CUFOS never received the promised records, and the rest of us are left to ponder why. Or maybe we know why already. The Temple of Nevermind never closes.
The same sheriff's representative publicly dismissed nocturnal sightings as being caused by the planet Venus, which wasn't even visible at those hours. Then he tried to blame the entire UFO wave on balloons, only to be told off on TV news shows by angry local balloonists who denied their involvement in any way.
The Syracuse Police department wasn't much more helpful. In fact, it became something of a joke locally when its late chief, Thomas Sardino, discovered to his anger and outrage one of his own cops with an artist's depiction of the chief flying his own UFO over the city as subordinate police officers watch from the street. The scene was priceless, particularly when the cartoon ended up on T-shirts sold successfully all over town! The cartoon's inception appeared to stem from a warning issued to Syracuse police officers by the chief, instructing them not to publicize their own recent UFO sightings.
Faced with my own problems with local police agencies, I wrote a lengthy letter to the editor of The Syracuse Post-Standard which appeared in the edition of May 18, 1978. I related the promise I had received from Chief Sardino in writing, promising to consult with me on UFO reports (it never happened). The Sheriff's office never bothered to respond to a similar request. When I offered my assistance and tried to leave a phone number, I was told not to bother. When I offered my assistance to one officer (for his own benefit) who had already embarrassed himself in front of the media he snapped at me and accused me of trying to tell him how to do his job.
In the letter, I also referenced the Baldwinsville case, where a UFO also emitted a noticeable humming sound. Then there remained the radar controversy, where sheriffs confirmed radar contact with a UFO in their log, only to be told by the FAA that there was no unidentified blip -- a situation that angered many in the sheriff's office, and all the more when "geese" were said to have resulted in a blip return.
I highlighted other local reports.

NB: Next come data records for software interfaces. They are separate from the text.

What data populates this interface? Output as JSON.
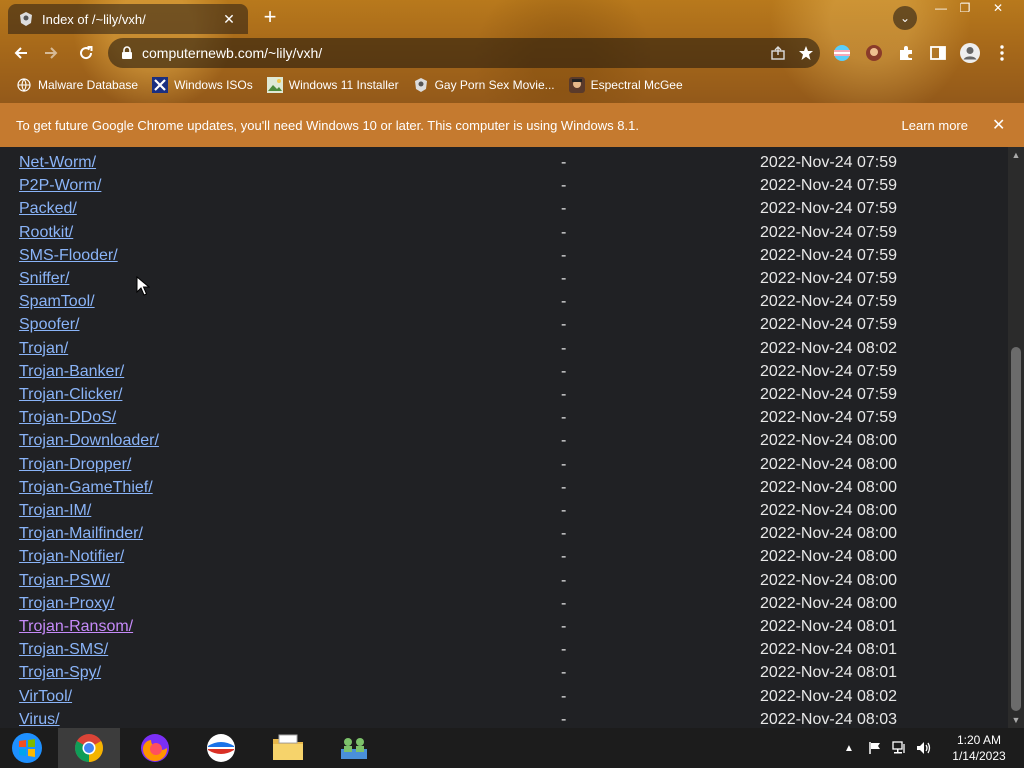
{
  "browser": {
    "tab_title": "Index of /~lily/vxh/",
    "tab_close": "✕",
    "new_tab": "+",
    "url": "computernewb.com/~lily/vxh/",
    "window_controls": {
      "minimize": "—",
      "maximize": "❐",
      "close": "✕"
    }
  },
  "bookmarks": [
    {
      "label": "Malware Database",
      "icon": "globe-icon"
    },
    {
      "label": "Windows ISOs",
      "icon": "x-logo-icon"
    },
    {
      "label": "Windows 11 Installer",
      "icon": "image-icon"
    },
    {
      "label": "Gay Porn Sex Movie...",
      "icon": "shield-icon"
    },
    {
      "label": "Espectral McGee",
      "icon": "avatar-icon"
    }
  ],
  "infobar": {
    "message": "To get future Google Chrome updates, you'll need Windows 10 or later. This computer is using Windows 8.1.",
    "learn_more": "Learn more",
    "close": "✕"
  },
  "listing": [
    {
      "name": "Net-Worm/",
      "size": "-",
      "date": "2022-Nov-24 07:59"
    },
    {
      "name": "P2P-Worm/",
      "size": "-",
      "date": "2022-Nov-24 07:59"
    },
    {
      "name": "Packed/",
      "size": "-",
      "date": "2022-Nov-24 07:59"
    },
    {
      "name": "Rootkit/",
      "size": "-",
      "date": "2022-Nov-24 07:59"
    },
    {
      "name": "SMS-Flooder/",
      "size": "-",
      "date": "2022-Nov-24 07:59"
    },
    {
      "name": "Sniffer/",
      "size": "-",
      "date": "2022-Nov-24 07:59"
    },
    {
      "name": "SpamTool/",
      "size": "-",
      "date": "2022-Nov-24 07:59"
    },
    {
      "name": "Spoofer/",
      "size": "-",
      "date": "2022-Nov-24 07:59"
    },
    {
      "name": "Trojan/",
      "size": "-",
      "date": "2022-Nov-24 08:02"
    },
    {
      "name": "Trojan-Banker/",
      "size": "-",
      "date": "2022-Nov-24 07:59"
    },
    {
      "name": "Trojan-Clicker/",
      "size": "-",
      "date": "2022-Nov-24 07:59"
    },
    {
      "name": "Trojan-DDoS/",
      "size": "-",
      "date": "2022-Nov-24 07:59"
    },
    {
      "name": "Trojan-Downloader/",
      "size": "-",
      "date": "2022-Nov-24 08:00"
    },
    {
      "name": "Trojan-Dropper/",
      "size": "-",
      "date": "2022-Nov-24 08:00"
    },
    {
      "name": "Trojan-GameThief/",
      "size": "-",
      "date": "2022-Nov-24 08:00"
    },
    {
      "name": "Trojan-IM/",
      "size": "-",
      "date": "2022-Nov-24 08:00"
    },
    {
      "name": "Trojan-Mailfinder/",
      "size": "-",
      "date": "2022-Nov-24 08:00"
    },
    {
      "name": "Trojan-Notifier/",
      "size": "-",
      "date": "2022-Nov-24 08:00"
    },
    {
      "name": "Trojan-PSW/",
      "size": "-",
      "date": "2022-Nov-24 08:00"
    },
    {
      "name": "Trojan-Proxy/",
      "size": "-",
      "date": "2022-Nov-24 08:00"
    },
    {
      "name": "Trojan-Ransom/",
      "size": "-",
      "date": "2022-Nov-24 08:01",
      "visited": true
    },
    {
      "name": "Trojan-SMS/",
      "size": "-",
      "date": "2022-Nov-24 08:01"
    },
    {
      "name": "Trojan-Spy/",
      "size": "-",
      "date": "2022-Nov-24 08:01"
    },
    {
      "name": "VirTool/",
      "size": "-",
      "date": "2022-Nov-24 08:02"
    },
    {
      "name": "Virus/",
      "size": "-",
      "date": "2022-Nov-24 08:03"
    }
  ],
  "taskbar": {
    "apps": [
      {
        "name": "Start",
        "icon": "windows-start-icon"
      },
      {
        "name": "Google Chrome",
        "icon": "chrome-icon",
        "active": true
      },
      {
        "name": "Firefox",
        "icon": "firefox-icon"
      },
      {
        "name": "Opera",
        "icon": "opera-icon"
      },
      {
        "name": "File Explorer",
        "icon": "folder-icon"
      },
      {
        "name": "Network",
        "icon": "network-users-icon"
      }
    ],
    "clock": {
      "time": "1:20 AM",
      "date": "1/14/2023"
    }
  },
  "colors": {
    "link": "#8ab4f8",
    "visited_link": "#c58af9",
    "page_bg": "#202124",
    "infobar_bg": "#c57a2f"
  }
}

A couple watched a strange object pace their car at 55 m.p.h. at low altitude until it sped off. There was a possible vehicle electromagnetic interference case. In Auburn, NY something was reportedly witnessed by hundreds and perhaps photographed. In Oswego, a bright object was seen hovering over Lake Ontario, near the Nine Mile Nuclear Plant -- reportedly the topic of many CB radio enthusiasts as both police and Coast Guard personnel watched.
Former Syracuse area resident Mark Bundy wrote a superbly insightful article encompassing 1978's NY UFO madness for the Winter, 1979 issue of Pursuit, journal of the (defunct) Society for the Investigation of the Unexplained. Entitled "The Central New York UFO Wave," Mark's piece included illustrations he accomplished himself to demonstrate the strangeness in the skies over New York. Reflecting the absence of official cooperation from local law enforcement agencies, he lamented that "The Central New York UFO wave became a part of history, a history that is sadly incomplete and lacking in its overall coverage.
"It's a wonder," he concludes, "that the UFOs put up with such shoddy treatment."
Next blog entry: One more report from 1978 of interest, from a Vietnam veteran who knows aircraft and saw something in Central NY that wasn't like anything he saw in Vietnam. To say the least.